WSU Professor Deconstructs Spectacular Building Failures

SPOKANE - Ten years ago this month, a section of seats collapsed during renovation of Husky Stadium. Now an architecture professor from Washington State University is explaining why in a new book on construction failures.

The collapse of the addition to the stadium is one of 150 case studies featured in Ken Carper's book "Construction Failure."

Understanding why structures fail is as important as understanding why they succeed, Carper writes.

"Fear is one of the most effective emotions in the creative process," he said.

Carper found plenty of examples of construction failure for his book.

He includes the 1981 collapse of a Hyatt Regency Hotel skywalk in Kansas City, the sinking of the Lacy V. Murrow Floating Bridge across Lake Washington in 1990 and widespread building failures caused by earthquakes in San Francisco in 1989 and Los Angeles in 1994.

Buildings have become more technically complex, Carper said, but the potential for human error has not decreased. No comprehensive study has been done on whether the rate of construction failures has increased in recent decades, but he said there is a perception in the industry that failures are up.

He blames that on an emphasis on reducing construction time and costs that began in the 1970s.

More complex projects use new materials that may not perform as advertised over the long haul, Carper wrote.

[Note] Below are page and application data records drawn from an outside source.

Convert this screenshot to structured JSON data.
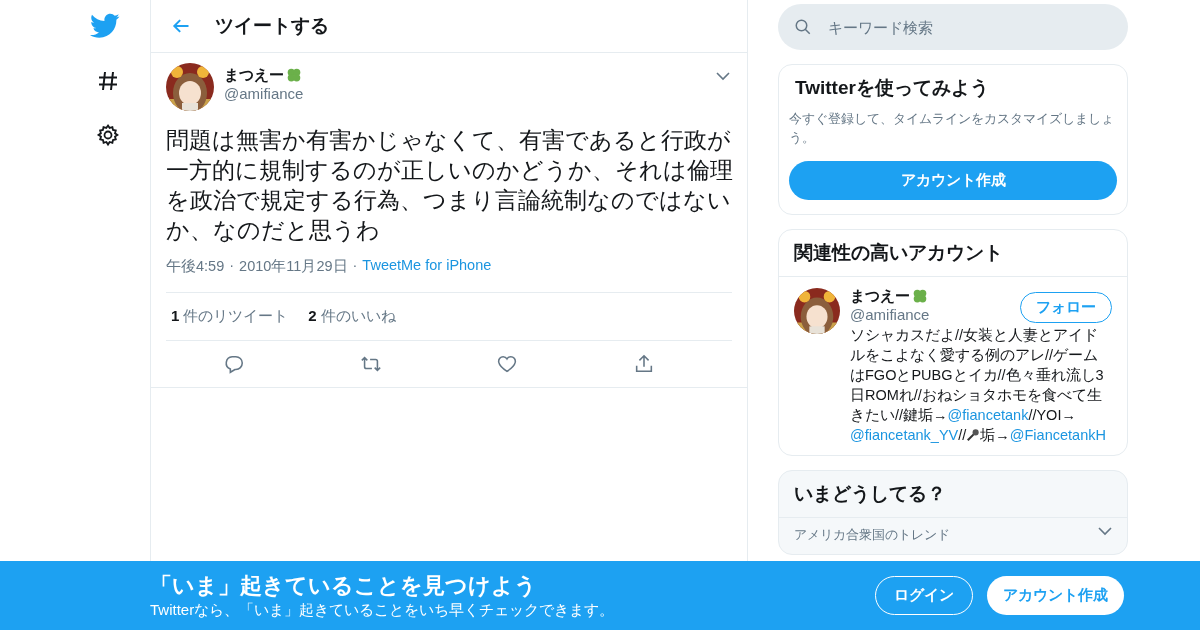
{
  "header": {
    "title": "ツイートする"
  },
  "search": {
    "placeholder": "キーワード検索"
  },
  "tweet": {
    "name": "まつえー",
    "handle": "@amifiance",
    "text": "問題は無害か有害かじゃなくて、有害であると行政が一方的に規制するのが正しいのかどうか、それは倫理を政治で規定する行為、つまり言論統制なのではないか、なのだと思うわ",
    "time": "午後4:59",
    "date": "2010年11月29日",
    "source": "TweetMe for iPhone",
    "separator": "·",
    "stats": [
      {
        "count": "1",
        "label": "件のリツイート"
      },
      {
        "count": "2",
        "label": "件のいいね"
      }
    ],
    "actions": [
      {
        "kind": "reply"
      },
      {
        "kind": "retweet"
      },
      {
        "kind": "like"
      },
      {
        "kind": "share"
      }
    ]
  },
  "signup_card": {
    "title": "Twitterを使ってみよう",
    "text": "今すぐ登録して、タイムラインをカスタマイズしましょう。",
    "button": "アカウント作成"
  },
  "related": {
    "title": "関連性の高いアカウント",
    "name": "まつえー",
    "handle": "@amifiance",
    "follow": "フォロー",
    "bio": [
      {
        "kind": "text",
        "text": "ソシャカスだよ//女装と人妻とアイドルをこよなく愛する例のアレ//ゲームはFGOとPUBGとイカ//色々垂れ流し3日ROMれ//おねショタホモを食べて生きたい//鍵垢→"
      },
      {
        "kind": "link",
        "text": "@fiancetank"
      },
      {
        "kind": "text",
        "text": "//YOI→"
      },
      {
        "kind": "link",
        "text": "@fiancetank_YV"
      },
      {
        "kind": "text",
        "text": "//"
      },
      {
        "kind": "icon"
      },
      {
        "kind": "text",
        "text": "垢→"
      },
      {
        "kind": "link",
        "text": "@FiancetankH"
      }
    ]
  },
  "trends": {
    "title": "いまどうしてる？",
    "subtitle": "アメリカ合衆国のトレンド"
  },
  "banner": {
    "title": "「いま」起きていることを見つけよう",
    "text": "Twitterなら、「いま」起きていることをいち早くチェックできます。",
    "login": "ログイン",
    "signup": "アカウント作成"
  }
}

He is also critical of the increased use of computers in design.

"Computers don't go to bed at night worrying about the mistakes they made during the day," Carper said.

Computers should be used to relieve designers of repetitive tasks, which could free up more time for designer participation in the construction phase, he said.

The Husky Stadium collapse is a classic example of poor construction planning, Carper said.

"The design was more than adequate," he said. But some guy cables used to temporarily stabilize the roofed, 20,000-seat addition were removed on Feb. 25, 1987, before permanent stabilizing structures were finished.

As a result, the cantilevered roof and stands collapsed. No one was injured or killed.

"Construction Failure" is actually a second edition of a landmark book written by the late Jacob Feld, a New York City engineer, 30 years ago. The book became an industry bible. Carper spent six years updating the book, and 80 percent of the material is new.

"Construction Failure" was published this year by John Wiley & Sons of New York.